- April 8, 2020
Working their way through the usual drills, members of the Olympia boys water polo team get in their reps.
It’s humid and warm inside the Rosen YMCA Aquatic Center on I-Drive, but the water is just fine, and things feel as they should. In other words, it’s another tough practice led by head coach Stephanie Johnson Possell.
Then a break is called as Johnson Possell gets the team together in the center of the pool for a big announcement: Senior Luke Carey had just been named OCPS Male Athlete of the Year.
“I was shocked, because I know there are so many incredible athletes throughout the county,” Carey said. “And at first, I thought it was just water polo throughout the county, but when she said it was all sports, I thought it was crazy. There are baseball players and football players going D1 — to SEC schools — and I didn’t compare.”
Coming into his final year at Olympia, he knew the expectations would be high — for him and the team — but he didn’t know an award like that would come his way, despite how well the squad has done this season.
A year after winning the state title, the Titans had a target on their backs, and despite getting their best shots in, only one team has managed to best Olympia. That team was Gulliver Prep, which took an 9-8 overtime win in the Ian Supra Tournament in early March that broke the Titans’ 16-game win streak.
“The team was devastated … we were distraught,” Carey said. “That lit a fire in us in the pool — we’ve been a lot more focused than we were at the beginning of the year, from our starters all the way to all of our bench players I’ve seen a change that needed to happen.”
That lone blip of failure is the only tarnish on an otherwise incredible 26-1 season so far for the Titans, and for Carey it’s been one of equal success. On the stat sheet alone, he leads the team in goals, assists, steals and shot blocks, and this season, he became the record-holder for goals in a season. The 118th goal came in April, though he hasn’t stopped there — right now, he has more than 140 goals.
Carey’s record-setting abilities in the pool are impressive enough, but add in the fact that he’s only been playing since just before high school, and it makes the accomplishments even more amazing.
“I played like, football, baseball, basketball and soccer — I played it all — and then my mom took me to a game in eighth grade to watch Olympia, and I told my mom, ‘I can’t do that,’” Carey said. “I can swim, but four quarters treading water — swimming up and down — that’s a no-go.”
Carey isn’t alone in being introduced to the sport late, Johnson Possell said — almost every athlete comes into the sport having never played before.
“It’s always fun watching all athletes develop in water polo, because they come in as freshman, and they have no experience whatsoever,” Johnson Possell said. “So it’s very rewarding to watch all athletes grow. When you have an athlete who has some skill from other sports and puts it together with their swimming ability, it’s magic. Luke is a competitor — he plays and competes at everything he does.”

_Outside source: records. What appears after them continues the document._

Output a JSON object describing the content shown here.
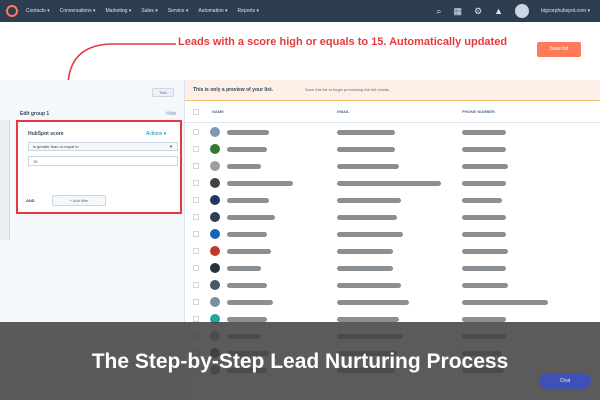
{
  "nav": {
    "items": [
      "Contacts ▾",
      "Conversations ▾",
      "Marketing ▾",
      "Sales ▾",
      "Service ▾",
      "Automation ▾",
      "Reports ▾"
    ],
    "account_name": "bigcorphubspot.com ▾"
  },
  "annotation": "Leads with a score high or equals to 15. Automatically updated",
  "actions": {
    "save_label": "Save list",
    "test_label": "Test"
  },
  "filter_panel": {
    "group_title": "Edit group 1",
    "hide_label": "Hide",
    "property_label": "HubSpot score",
    "actions_label": "Actions ▾",
    "operator": "is greater than or equal to",
    "value": "15",
    "and_label": "AND",
    "add_filter_label": "+ Add filter"
  },
  "preview": {
    "title": "This is only a preview of your list.",
    "hint": "Save this list to begin processing the full results."
  },
  "table": {
    "columns": [
      "NAME",
      "EMAIL",
      "PHONE NUMBER"
    ]
  },
  "caption": "The Step-by-Step Lead Nurturing Process",
  "chat_label": "Chat",
  "colors": {
    "nav_bg": "#2d3e50",
    "accent": "#ff7a59",
    "highlight": "#e8383d",
    "caption_bg": "#404040"
  }
}
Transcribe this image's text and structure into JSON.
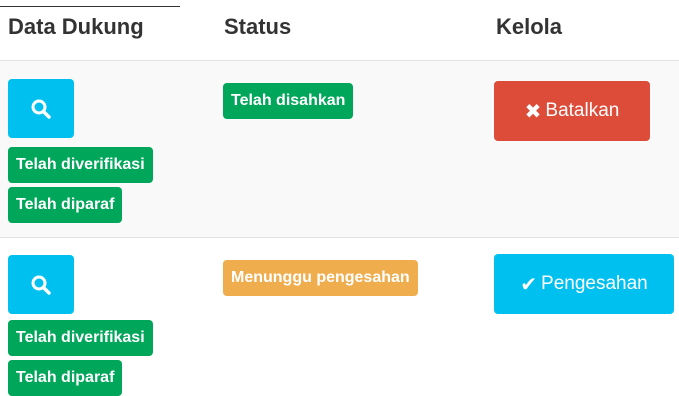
{
  "table": {
    "headers": [
      "Data Dukung",
      "Status",
      "Kelola"
    ],
    "rows": [
      {
        "verification_badges": [
          "Telah diverifikasi",
          "Telah diparaf"
        ],
        "status": "Telah disahkan",
        "status_color": "#00a65a",
        "action_label": "Batalkan",
        "action_icon": "times-icon",
        "action_color": "#dd4b39"
      },
      {
        "verification_badges": [
          "Telah diverifikasi",
          "Telah diparaf"
        ],
        "status": "Menunggu pengesahan",
        "status_color": "#f0ad4e",
        "action_label": "Pengesahan",
        "action_icon": "check-icon",
        "action_color": "#00c0ef"
      }
    ]
  },
  "colors": {
    "info": "#00c0ef",
    "success": "#00a65a",
    "warning": "#f0ad4e",
    "danger": "#dd4b39"
  }
}
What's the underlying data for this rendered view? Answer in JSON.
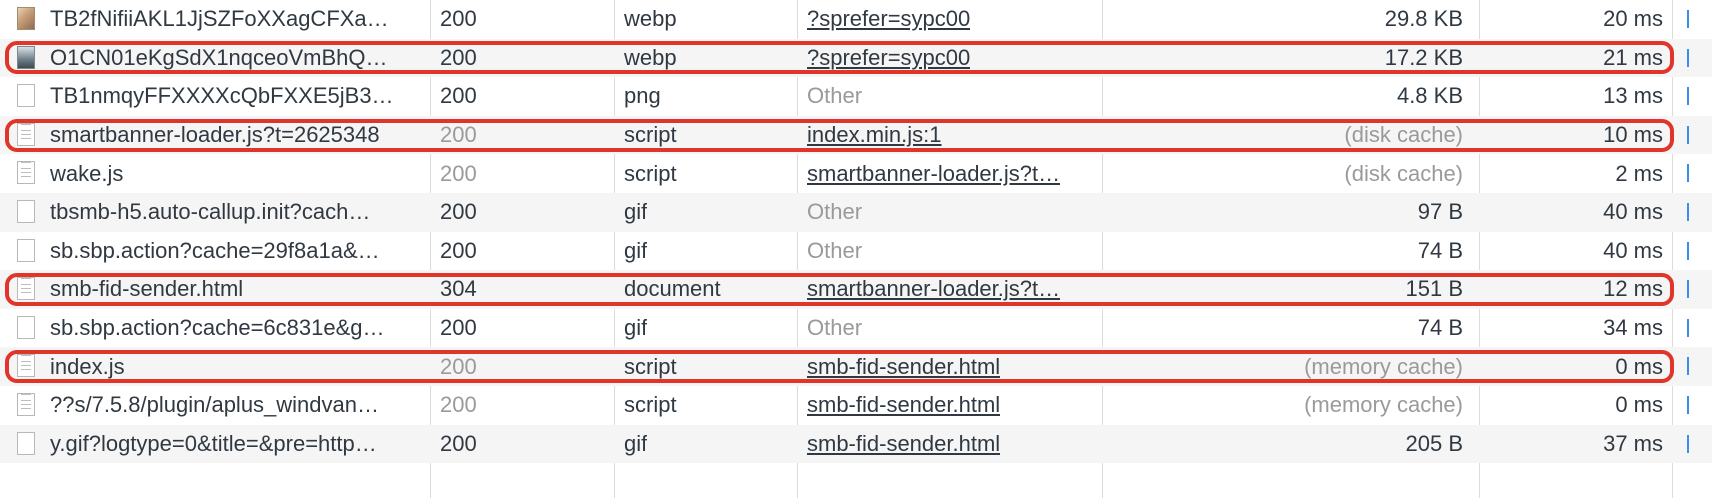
{
  "colors": {
    "highlight": "#e0352b",
    "timeline_bar": "#3a8ee6",
    "row_alt": "#f5f5f5"
  },
  "rows": [
    {
      "icon": "image-thumbnail-icon",
      "name": "TB2fNifiiAKL1JjSZFoXXagCFXa…",
      "status": "200",
      "type": "webp",
      "initiator": "?sprefer=sypc00",
      "initiator_link": true,
      "size": "29.8 KB",
      "time": "20 ms",
      "highlighted": false
    },
    {
      "icon": "image-thumbnail-icon",
      "name": "O1CN01eKgSdX1nqceoVmBhQ…",
      "status": "200",
      "type": "webp",
      "initiator": "?sprefer=sypc00",
      "initiator_link": true,
      "size": "17.2 KB",
      "time": "21 ms",
      "highlighted": true
    },
    {
      "icon": "blank-file-icon",
      "name": "TB1nmqyFFXXXXcQbFXXE5jB3…",
      "status": "200",
      "type": "png",
      "initiator": "Other",
      "initiator_link": false,
      "size": "4.8 KB",
      "time": "13 ms",
      "highlighted": false
    },
    {
      "icon": "document-file-icon",
      "name": "smartbanner-loader.js?t=2625348",
      "status": "200",
      "status_muted": true,
      "type": "script",
      "initiator": "index.min.js:1",
      "initiator_link": true,
      "size": "(disk cache)",
      "size_muted": true,
      "time": "10 ms",
      "highlighted": true
    },
    {
      "icon": "document-file-icon",
      "name": "wake.js",
      "status": "200",
      "status_muted": true,
      "type": "script",
      "initiator": "smartbanner-loader.js?t…",
      "initiator_link": true,
      "size": "(disk cache)",
      "size_muted": true,
      "time": "2 ms",
      "highlighted": false
    },
    {
      "icon": "blank-file-icon",
      "name": "tbsmb-h5.auto-callup.init?cach…",
      "status": "200",
      "type": "gif",
      "initiator": "Other",
      "initiator_link": false,
      "size": "97 B",
      "time": "40 ms",
      "highlighted": false
    },
    {
      "icon": "blank-file-icon",
      "name": "sb.sbp.action?cache=29f8a1a&…",
      "status": "200",
      "type": "gif",
      "initiator": "Other",
      "initiator_link": false,
      "size": "74 B",
      "time": "40 ms",
      "highlighted": false
    },
    {
      "icon": "document-file-icon",
      "name": "smb-fid-sender.html",
      "status": "304",
      "type": "document",
      "initiator": "smartbanner-loader.js?t…",
      "initiator_link": true,
      "size": "151 B",
      "time": "12 ms",
      "highlighted": true
    },
    {
      "icon": "blank-file-icon",
      "name": "sb.sbp.action?cache=6c831e&g…",
      "status": "200",
      "type": "gif",
      "initiator": "Other",
      "initiator_link": false,
      "size": "74 B",
      "time": "34 ms",
      "highlighted": false
    },
    {
      "icon": "document-file-icon",
      "name": "index.js",
      "status": "200",
      "status_muted": true,
      "type": "script",
      "initiator": "smb-fid-sender.html",
      "initiator_link": true,
      "size": "(memory cache)",
      "size_muted": true,
      "time": "0 ms",
      "highlighted": true
    },
    {
      "icon": "document-file-icon",
      "name": "??s/7.5.8/plugin/aplus_windvan…",
      "status": "200",
      "status_muted": true,
      "type": "script",
      "initiator": "smb-fid-sender.html",
      "initiator_link": true,
      "size": "(memory cache)",
      "size_muted": true,
      "time": "0 ms",
      "highlighted": false
    },
    {
      "icon": "blank-file-icon",
      "name": "y.gif?logtype=0&title=&pre=http…",
      "status": "200",
      "type": "gif",
      "initiator": "smb-fid-sender.html",
      "initiator_link": true,
      "size": "205 B",
      "time": "37 ms",
      "highlighted": false
    }
  ]
}
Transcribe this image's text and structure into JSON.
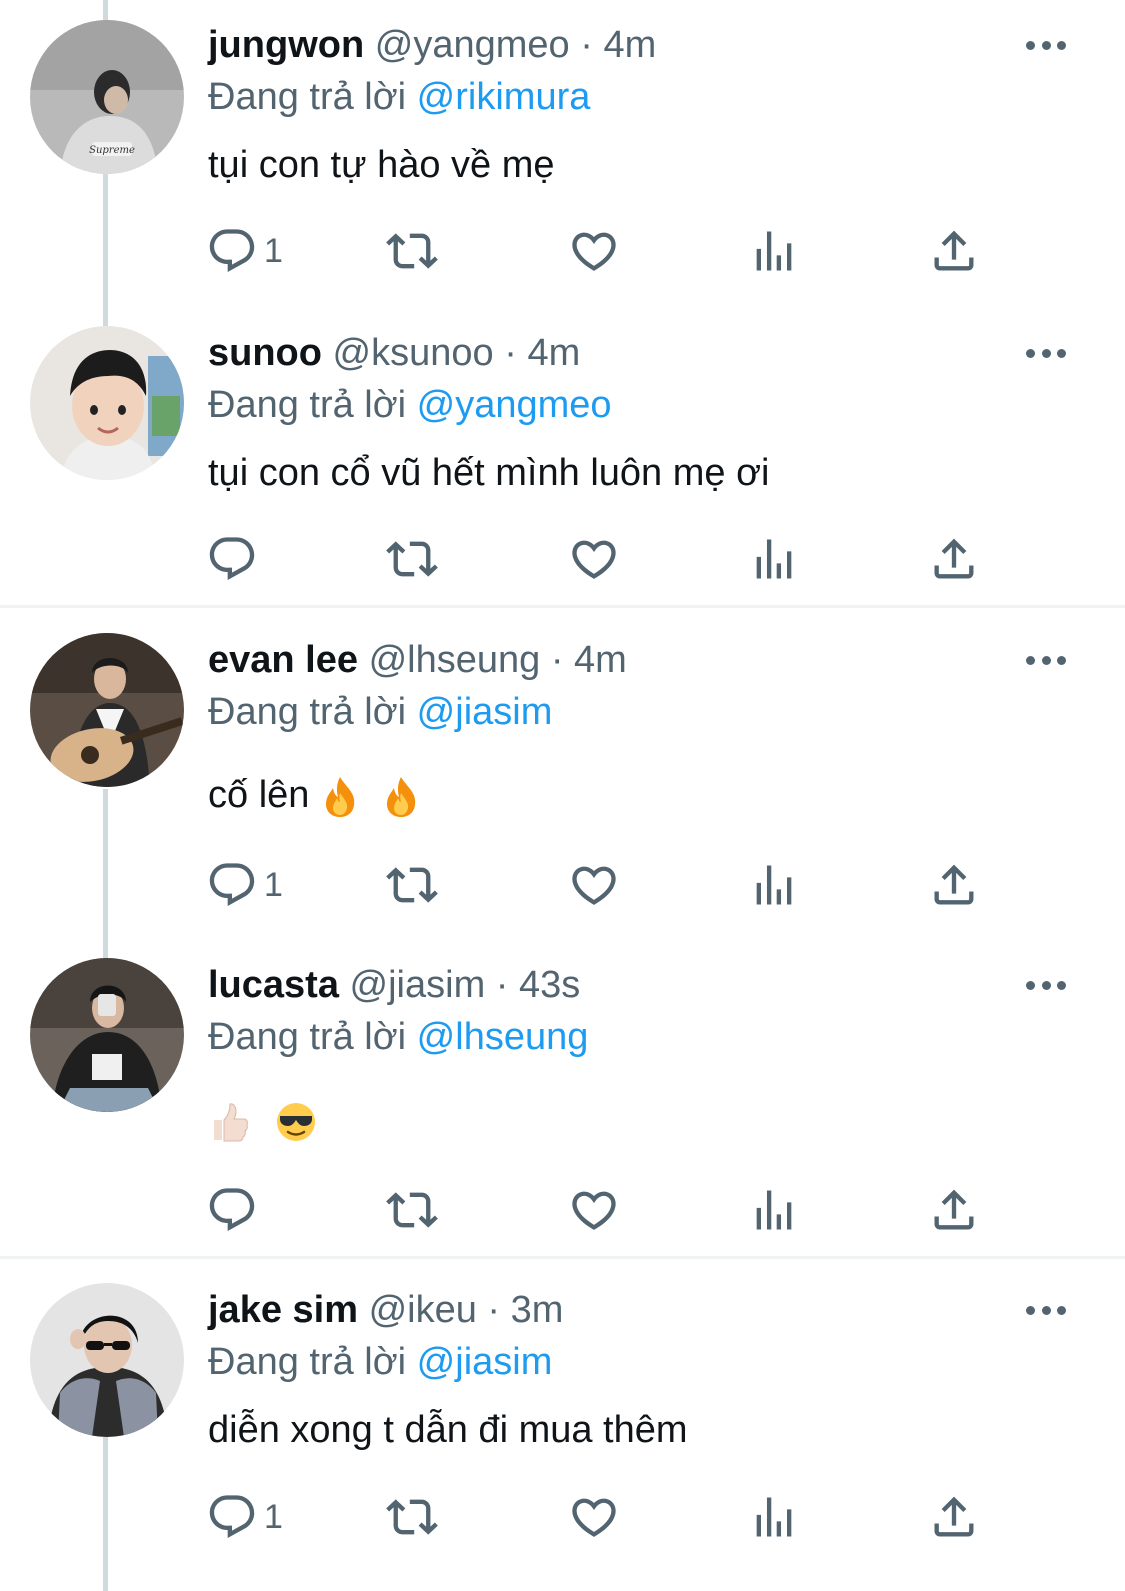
{
  "tweets": [
    {
      "display_name": "jungwon",
      "handle": "@yangmeo",
      "separator": "·",
      "time": "4m",
      "reply_prefix": "Đang trả lời",
      "reply_to": "@rikimura",
      "text": "tụi con tự hào về mẹ",
      "reply_count": "1"
    },
    {
      "display_name": "sunoo",
      "handle": "@ksunoo",
      "separator": "·",
      "time": "4m",
      "reply_prefix": "Đang trả lời",
      "reply_to": "@yangmeo",
      "text": "tụi con cổ vũ hết mình luôn mẹ ơi",
      "reply_count": ""
    },
    {
      "display_name": "evan lee",
      "handle": "@lhseung",
      "separator": "·",
      "time": "4m",
      "reply_prefix": "Đang trả lời",
      "reply_to": "@jiasim",
      "text": "cố lên",
      "emojis": [
        "fire-emoji",
        "fire-emoji"
      ],
      "reply_count": "1"
    },
    {
      "display_name": "lucasta",
      "handle": "@jiasim",
      "separator": "·",
      "time": "43s",
      "reply_prefix": "Đang trả lời",
      "reply_to": "@lhseung",
      "text": "",
      "emojis": [
        "thumbs-up-emoji",
        "sunglasses-emoji"
      ],
      "reply_count": ""
    },
    {
      "display_name": "jake sim",
      "handle": "@ikeu",
      "separator": "·",
      "time": "3m",
      "reply_prefix": "Đang trả lời",
      "reply_to": "@jiasim",
      "text": "diễn xong t dẫn đi mua thêm",
      "reply_count": "1"
    }
  ],
  "icons": {
    "reply": "reply-icon",
    "retweet": "retweet-icon",
    "like": "heart-icon",
    "views": "analytics-icon",
    "share": "share-icon",
    "more": "more-icon"
  },
  "colors": {
    "text": "#0f1419",
    "secondary": "#536471",
    "mention": "#1d9bf0",
    "thread_line": "#cfd9de",
    "divider": "#eff3f4"
  }
}
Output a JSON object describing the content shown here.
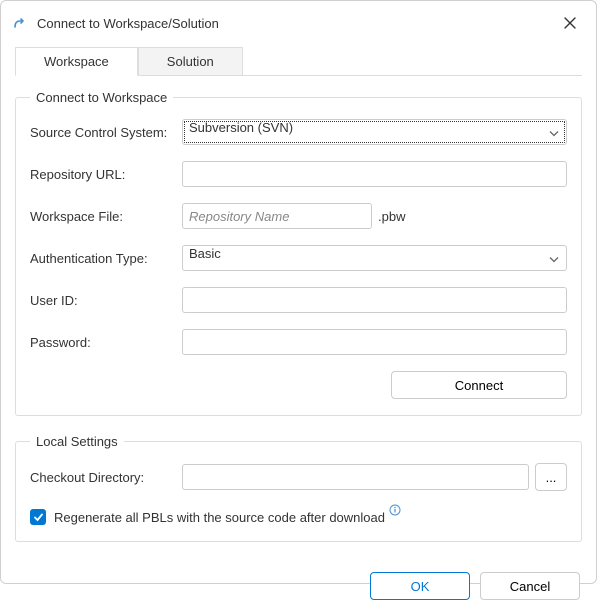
{
  "title": "Connect to Workspace/Solution",
  "tabs": {
    "workspace": "Workspace",
    "solution": "Solution"
  },
  "group1": {
    "legend": "Connect to Workspace",
    "scs_label": "Source Control System:",
    "scs_value": "Subversion (SVN)",
    "repo_label": "Repository URL:",
    "repo_value": "",
    "wsfile_label": "Workspace File:",
    "wsfile_placeholder": "Repository Name",
    "wsfile_suffix": ".pbw",
    "auth_label": "Authentication Type:",
    "auth_value": "Basic",
    "user_label": "User ID:",
    "user_value": "",
    "pass_label": "Password:",
    "pass_value": "",
    "connect_btn": "Connect"
  },
  "group2": {
    "legend": "Local Settings",
    "checkout_label": "Checkout Directory:",
    "checkout_value": "",
    "browse_btn": "...",
    "regen_label": "Regenerate all PBLs with the source code after download"
  },
  "footer": {
    "ok": "OK",
    "cancel": "Cancel"
  }
}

Luckily for Carey and the others, they have Johnson Possell to lead the way and help them reach their true potential. It’s been her guidance that has really helped push him to being one of the best players in the state, Carey said. Throughout his life in sports, no one coaches quite like Johnson Possell.
“Just being able to hop into a sport, and be able to learn and grow so quickly with a coach that knows so much about the game and is willing to push you really hard... that is one of the reasons why we are so successful,” Carey said. “I’ve played a lot of sports, and this is the coach that has pushed me the hardest out of any of them.”
“I was shocked, because I know there are so many incredible athletes throughout the county. And at first, I thought it was just water polo throughout the county, but when she said it was all sports, I thought it was crazy.
— Luke Carey
Although there is a lot to celebrate right now, the biggest task for Carey and the Titans lies ahead in the FHSAA state semifinals this weekend in Boca Raton.
On Friday, May 10, the Titans will take on St. Thomas Aquinas (22-4) — which Olympia beat twice this season — in the semis. If they win, they more than likely will get another shot at Gulliver Prep.
With the Titans’ last game — a regional final win over Seminole — taking place Friday, April 26, it will have been two weeks since they have seen any action.
“It’s been tough,” Carey said. “That’s been one of our main concerns — not being able to play at a high level until then. We’ve just been practicing against each other really hard, and that’s one of the things we haven’t been doing all year.”
This weekend’s match(es) will be the last for Carey in his legendary high-school career, but the future University of Florida Gator — who plans on trying out for the club water polo team — is already thinking of what kind of legacy he hopes to leave at Olympia High.
“I want people to remember me as a guy who came in and busted his butt, and came from nothing and became the best,” Carey said. “We’re trying to show the freshmen that you have to do the work to be the best — it doesn’t just happen. I want people to remember me as the guy who was completely dominant in his sport — I think that would be a pretty cool legacy to leave.”